- the vertical distance H between an end of said liquid fuel supply pipe from which the liquid fuel is directed to said combustor and said chamber has a value commensurate with the weight or the like of said diaphragm and other movable parts in accordance with the relationship: ##EQU4## where.gamma.=specific gravity of the liquid; A.sub.0 =area of the valve port; r.sub.1 =a valve constant.ltoreq.1; P.sub.1 =pressure of said end of the liquid fuel supply pipe; A.sub.2 =effective pressure receiving area of said diaphragm; and W.sub.0 =weight of movable parts.
2. A fuel supply control system according to claim 1, wherein said first chamber is located below said first diaphragm, and an opening into a lateral side of said first chamber below said first diaphragm, to which said liquid fuel supply pipe is connected, is located below said diaphragm.
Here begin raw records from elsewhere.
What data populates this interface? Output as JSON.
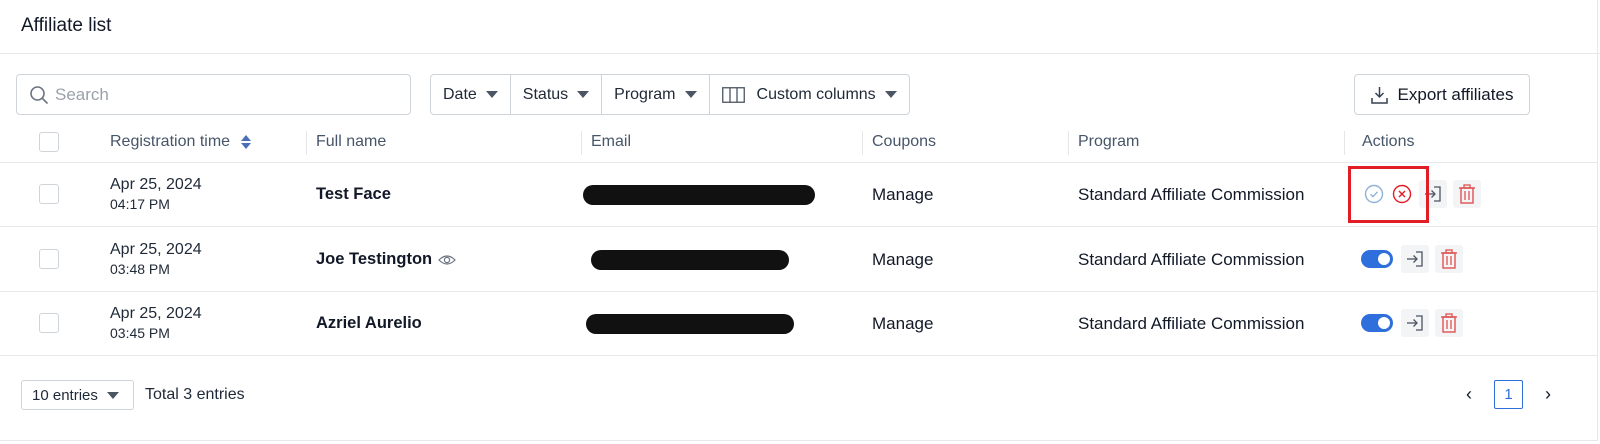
{
  "header": {
    "title": "Affiliate list"
  },
  "toolbar": {
    "search_placeholder": "Search",
    "filters": [
      {
        "label": "Date"
      },
      {
        "label": "Status"
      },
      {
        "label": "Program"
      },
      {
        "label": "Custom columns"
      }
    ],
    "export_label": "Export affiliates"
  },
  "table": {
    "columns": {
      "registration_time": "Registration time",
      "full_name": "Full name",
      "email": "Email",
      "coupons": "Coupons",
      "program": "Program",
      "actions": "Actions"
    },
    "rows": [
      {
        "date": "Apr 25, 2024",
        "time": "04:17 PM",
        "name": "Test Face",
        "coupons": "Manage",
        "program": "Standard Affiliate Commission",
        "status": "pending"
      },
      {
        "date": "Apr 25, 2024",
        "time": "03:48 PM",
        "name": "Joe Testington",
        "coupons": "Manage",
        "program": "Standard Affiliate Commission",
        "status": "active"
      },
      {
        "date": "Apr 25, 2024",
        "time": "03:45 PM",
        "name": "Azriel Aurelio",
        "coupons": "Manage",
        "program": "Standard Affiliate Commission",
        "status": "active"
      }
    ]
  },
  "footer": {
    "entries_label": "10 entries",
    "total_label": "Total 3 entries",
    "current_page": "1",
    "prev_icon": "‹",
    "next_icon": "›"
  },
  "colors": {
    "accent": "#2f6fdb",
    "danger": "#e11d26",
    "delete": "#e05252"
  }
}
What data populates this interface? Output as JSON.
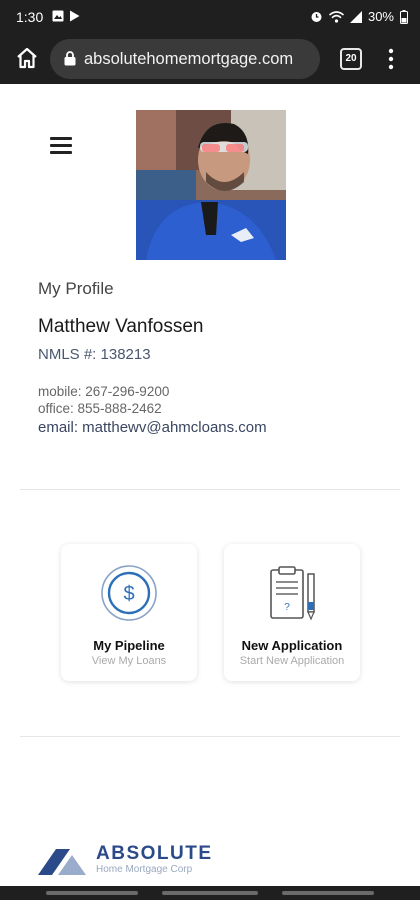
{
  "status": {
    "time": "1:30",
    "battery": "30%"
  },
  "browser": {
    "url": "absolutehomemortgage.com",
    "tab_count": "20"
  },
  "profile": {
    "section_label": "My Profile",
    "name": "Matthew Vanfossen",
    "nmls": "NMLS #: 138213",
    "mobile": "mobile: 267-296-9200",
    "office": "office: 855-888-2462",
    "email": "email: matthewv@ahmcloans.com"
  },
  "actions": [
    {
      "title": "My Pipeline",
      "subtitle": "View My Loans",
      "icon": "dollar-circle-icon"
    },
    {
      "title": "New Application",
      "subtitle": "Start New Application",
      "icon": "clipboard-pencil-icon"
    }
  ],
  "footer": {
    "logo_word": "ABSOLUTE",
    "logo_sub": "Home Mortgage Corp"
  },
  "colors": {
    "brand_blue": "#2b4a8a",
    "accent_blue": "#2d6fb7",
    "chrome_bg": "#1f1f1f"
  }
}
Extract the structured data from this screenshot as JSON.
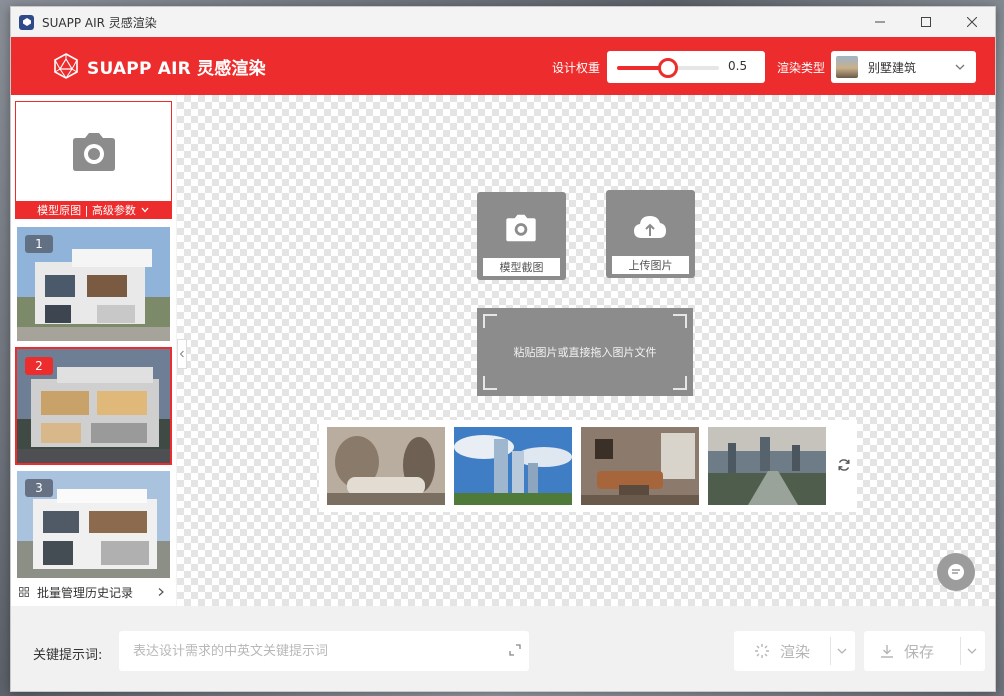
{
  "window": {
    "title": "SUAPP AIR 灵感渲染"
  },
  "header": {
    "logo_text": "SUAPP AIR 灵感渲染",
    "weight_label": "设计权重",
    "weight_value": "0.5",
    "weight_fraction": 0.5,
    "render_type_label": "渲染类型",
    "render_type_value": "别墅建筑"
  },
  "sidebar": {
    "model_card_label": "模型原图 | 高级参数",
    "history": [
      {
        "index": "1",
        "selected": false
      },
      {
        "index": "2",
        "selected": true
      },
      {
        "index": "3",
        "selected": false
      }
    ],
    "footer_label": "批量管理历史记录"
  },
  "canvas": {
    "screenshot_label": "模型截图",
    "upload_label": "上传图片",
    "dropzone_text": "粘贴图片或直接拖入图片文件"
  },
  "bottom": {
    "keywords_label": "关键提示词:",
    "keywords_placeholder": "表达设计需求的中英文关键提示词",
    "keywords_value": "",
    "render_label": "渲染",
    "save_label": "保存"
  },
  "colors": {
    "accent": "#ed2d2d",
    "tile_gray": "#8c8c8c"
  }
}
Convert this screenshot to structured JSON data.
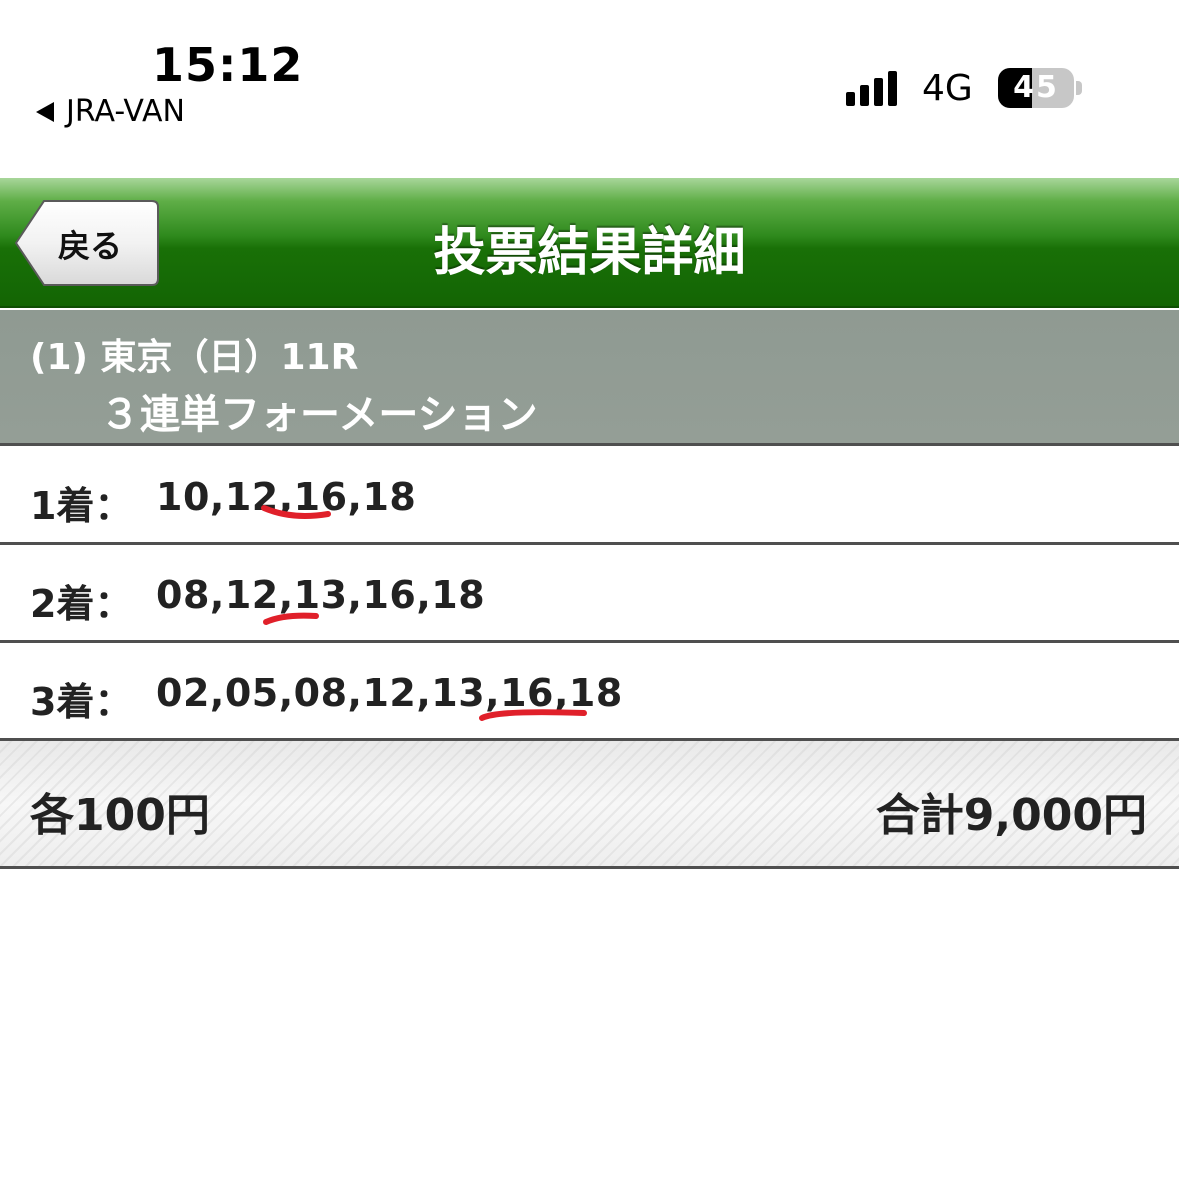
{
  "status_bar": {
    "time": "15:12",
    "back_app_label": "JRA-VAN",
    "network": "4G",
    "battery_percent": "45",
    "battery_level": 0.45,
    "signal_bars": 4
  },
  "nav": {
    "back_label": "戻る",
    "title": "投票結果詳細"
  },
  "race": {
    "line1": "(1) 東京（日）11R",
    "bet_type": "３連単フォーメーション"
  },
  "finishes": [
    {
      "position": "1着：",
      "numbers": "10,12,16,18",
      "marked": "16"
    },
    {
      "position": "2着：",
      "numbers": "08,12,13,16,18",
      "marked": "13"
    },
    {
      "position": "3着：",
      "numbers": "02,05,08,12,13,16,18",
      "marked": "18"
    }
  ],
  "footer": {
    "unit_price": "各100円",
    "total": "合計9,000円"
  },
  "colors": {
    "nav_green": "#197007",
    "header_gray": "#949e96",
    "marker_red": "#e0202a"
  }
}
3. A fuel supply control system according to claim 6:
- said riser pipe being connected to said first chamber and having a vertical rise of an amount greater than the value obtained by dividing the pressure in said combustion air supply passage system by the specific gravity of a liquid fuel supplied by said liquid fuel supply source; and
- said riser pipe having a top end connected to a portion of an air supply and exhaust passage system in which the pressure is lower than the pressure in said combustion air supply passage system, and said valve port being adapted to be closed by said valve, upon a rupturing of said first diaphragm in use, under the action of liquid fuel collected in said riser pipe.
Filed: May 22, 1981
Date of Patent: Mar 6, 1984
Assignee: Hitachi, Ltd. (Tokyo)
Inventors: Michiaki Matumoto (Tokyo), Hironori Etou (Kashiwa), Hidekazu Nakamoto (Tokyo)
Primary Examiner: Samuel Scott
Assistant Examiner: Randall L. Green
Law Firm: Antonelli, Terry & Wands
Application Number: 6/266,138
International Classification: F23N 102;